Owner name: SMITH & NEPHEW ROLYAN, INC., WISCONSIN
Free format text: ASSIGNMENT OF ASSIGNORS INTEREST;ASSIGNORS:BROWN, NANCY M.;REINA, DEBRA A.;KRIPPENDORF, CARL E.;REEL/FRAME:006446/0502
Effective date: 19921211
|Mar 9, 1998||FPAY||Fee payment|
Year of fee payment: 4
|Feb 21, 2002||FPAY||Fee payment|
Year of fee payment: 8
|Mar 14, 2002||AS||Assignment|

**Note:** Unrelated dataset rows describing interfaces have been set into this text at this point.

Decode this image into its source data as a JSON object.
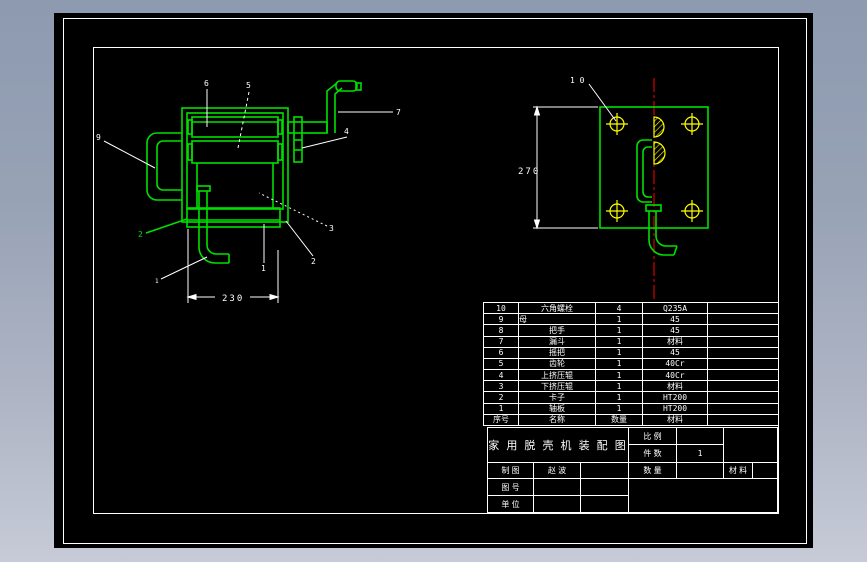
{
  "colors": {
    "drawing_green": "#00e000",
    "dimension_white": "#ffffff",
    "centerline_red": "#ff0000",
    "hole_yellow": "#ffff00",
    "canvas_black": "#000000"
  },
  "left_view": {
    "dim_width": "230",
    "callouts": {
      "n1": "1",
      "n1b": "1",
      "n2_green": "2",
      "n2": "2",
      "n3": "3",
      "n4": "4",
      "n5": "5",
      "n6": "6",
      "n7": "7",
      "n9": "9"
    }
  },
  "right_view": {
    "dim_height": "270",
    "callout_bolt": "1 0"
  },
  "parts_table": {
    "rows": [
      {
        "no": "10",
        "name": "六角螺栓",
        "qty": "4",
        "material": "Q235A",
        "note": ""
      },
      {
        "no": "9",
        "name": "母",
        "qty": "1",
        "material": "45",
        "note": ""
      },
      {
        "no": "8",
        "name": "把手",
        "qty": "1",
        "material": "45",
        "note": ""
      },
      {
        "no": "7",
        "name": "漏斗",
        "qty": "1",
        "material": "材料",
        "note": ""
      },
      {
        "no": "6",
        "name": "摇把",
        "qty": "1",
        "material": "45",
        "note": ""
      },
      {
        "no": "5",
        "name": "齿轮",
        "qty": "1",
        "material": "40Cr",
        "note": ""
      },
      {
        "no": "4",
        "name": "上挤压辊",
        "qty": "1",
        "material": "40Cr",
        "note": ""
      },
      {
        "no": "3",
        "name": "下挤压辊",
        "qty": "1",
        "material": "材料",
        "note": ""
      },
      {
        "no": "2",
        "name": "卡子",
        "qty": "1",
        "material": "HT200",
        "note": ""
      },
      {
        "no": "1",
        "name": "轴板",
        "qty": "1",
        "material": "HT200",
        "note": ""
      }
    ],
    "header": {
      "no": "序号",
      "name": "名称",
      "qty": "数量",
      "material": "材料",
      "note": ""
    }
  },
  "title_block": {
    "title": "家 用 脱 壳 机 装 配 图",
    "scale_label": "比 例",
    "scale_value": "",
    "pieces_label": "件 数",
    "pieces_value": "1",
    "qty_label": "数 量",
    "qty_value": "",
    "material_label": "材 料",
    "drawn_label": "制 图",
    "drawn_value": "赵 波",
    "drawing_no_label": "图 号",
    "unit_label": "单 位"
  }
}
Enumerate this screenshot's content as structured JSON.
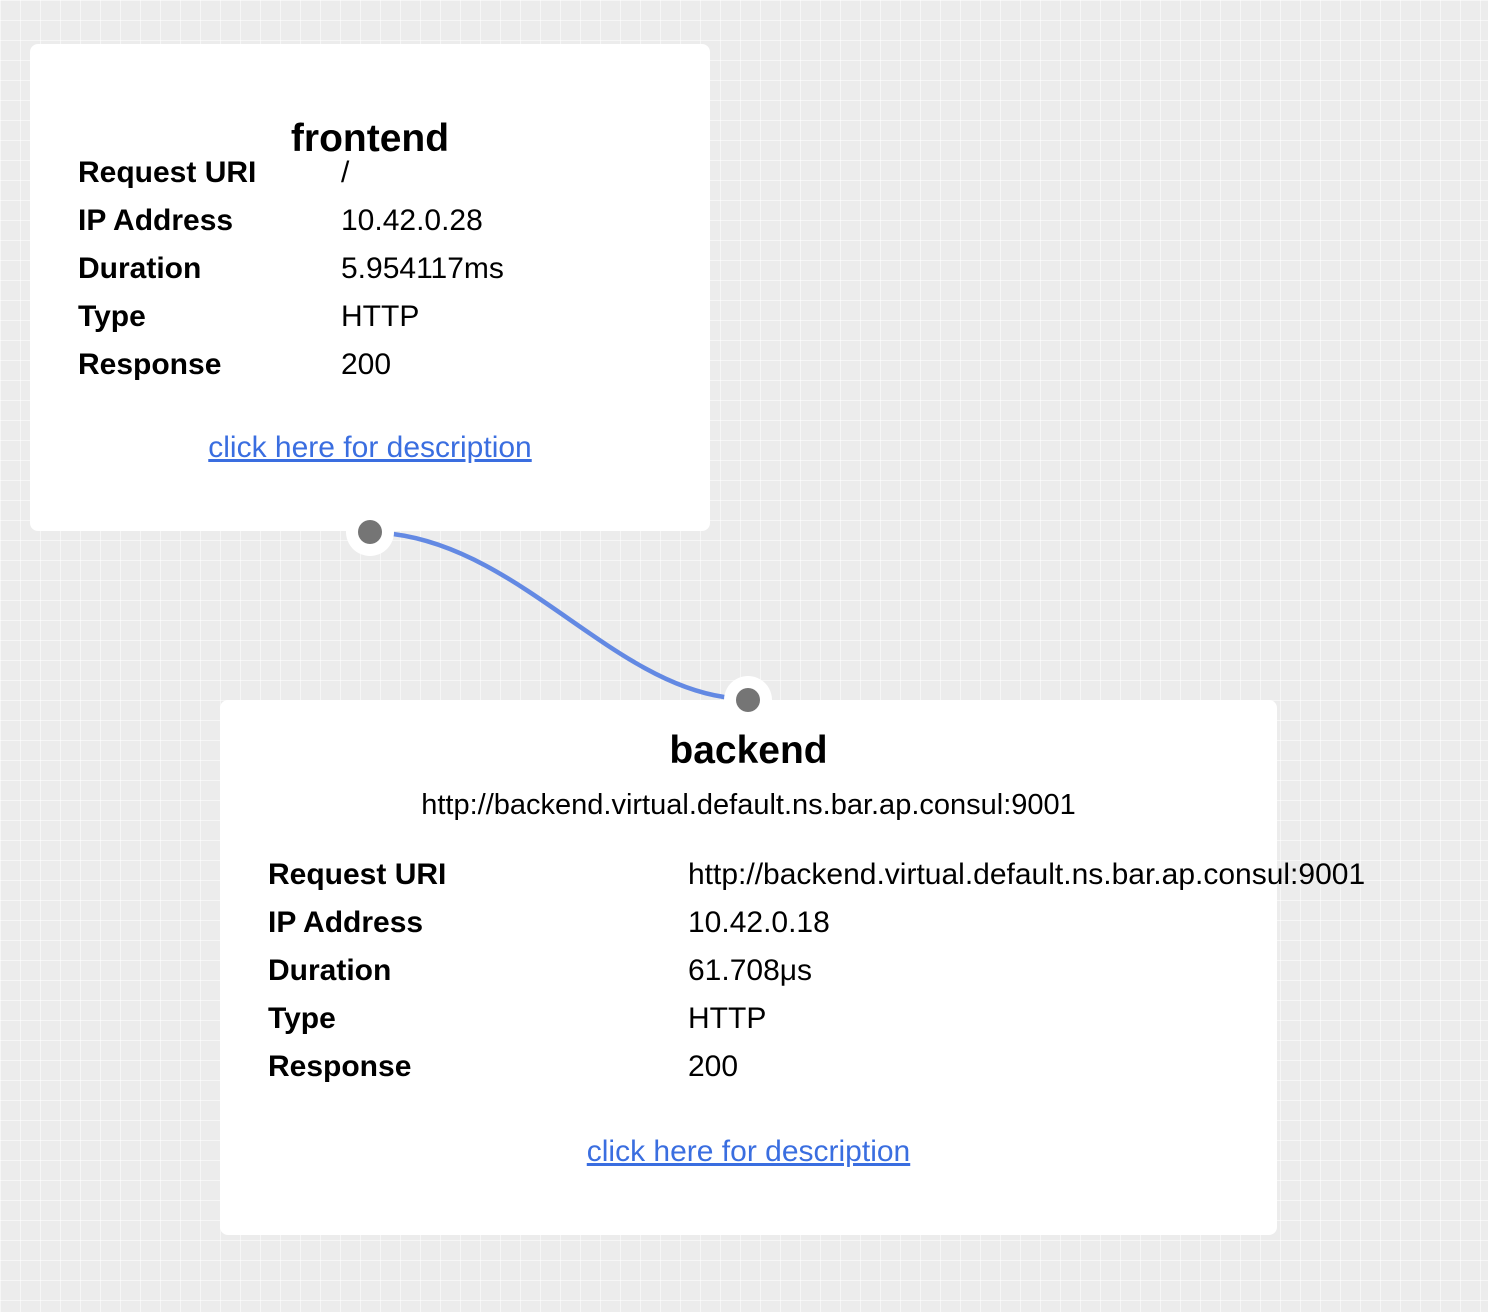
{
  "edge": {
    "color": "#6389e3"
  },
  "nodes": {
    "frontend": {
      "title": "frontend",
      "details": [
        {
          "key": "Request URI",
          "value": "/"
        },
        {
          "key": "IP Address",
          "value": "10.42.0.28"
        },
        {
          "key": "Duration",
          "value": "5.954117ms"
        },
        {
          "key": "Type",
          "value": "HTTP"
        },
        {
          "key": "Response",
          "value": "200"
        }
      ],
      "link": "click here for description"
    },
    "backend": {
      "title": "backend",
      "subtitle": "http://backend.virtual.default.ns.bar.ap.consul:9001",
      "details": [
        {
          "key": "Request URI",
          "value": "http://backend.virtual.default.ns.bar.ap.consul:9001"
        },
        {
          "key": "IP Address",
          "value": "10.42.0.18"
        },
        {
          "key": "Duration",
          "value": "61.708μs"
        },
        {
          "key": "Type",
          "value": "HTTP"
        },
        {
          "key": "Response",
          "value": "200"
        }
      ],
      "link": "click here for description"
    }
  },
  "colors": {
    "link": "#3a6ee0",
    "port_dot": "#757575",
    "background": "#ececec"
  }
}
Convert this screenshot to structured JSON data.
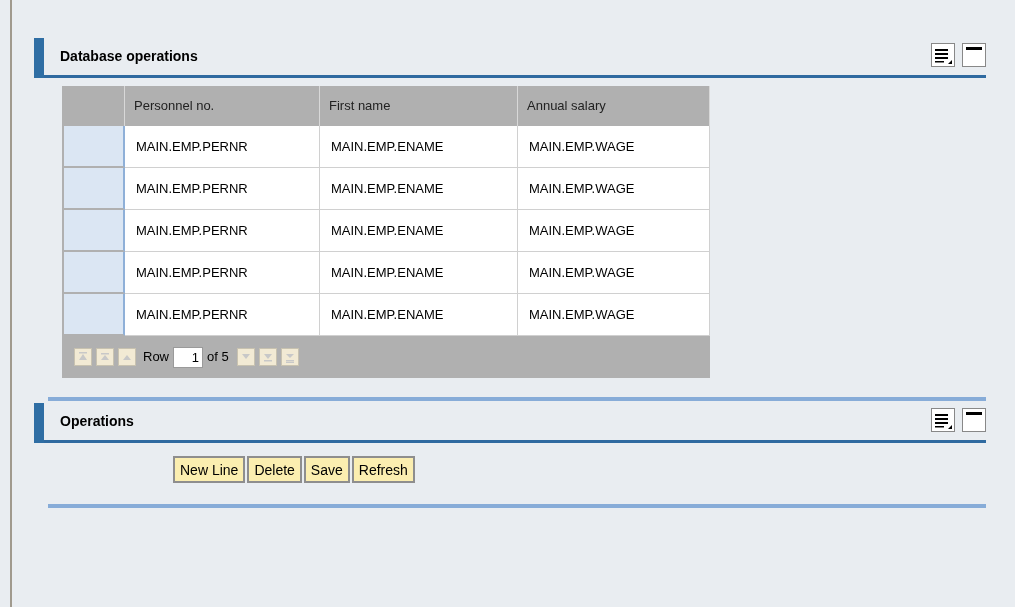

Owner name: SMITH & NEPHEW, INC., TENNESSEE
Free format text: MERGER;ASSIGNOR:SMITH & NEPHEW ROLYAN, INC.;REEL/FRAME:012698/0809
Effective date: 19961126
|Dec 2, 2002||AS||Assignment|
Owner name: ABILITYONE CORPORATION, ILLINOIS
Free format text: ASSIGNMENT OF ASSIGNORS INTEREST;ASSIGNOR:SMITH & NEPHEW, INC.;REEL/FRAME:013589/0104
Effective date: 20020327
|Jul 25, 2005||AS||Assignment|
Owner name: PATTERSON MEDICAL PRODUCTS, INC., ILLINOIS
Free format text: CHANGE OF NAME;ASSIGNOR:ABILITYONE CORPORATION;REEL/FRAME:016570/0417
Effective date: 20050525
|Mar 20, 2006||FPAY||Fee payment|
Year of fee payment: 12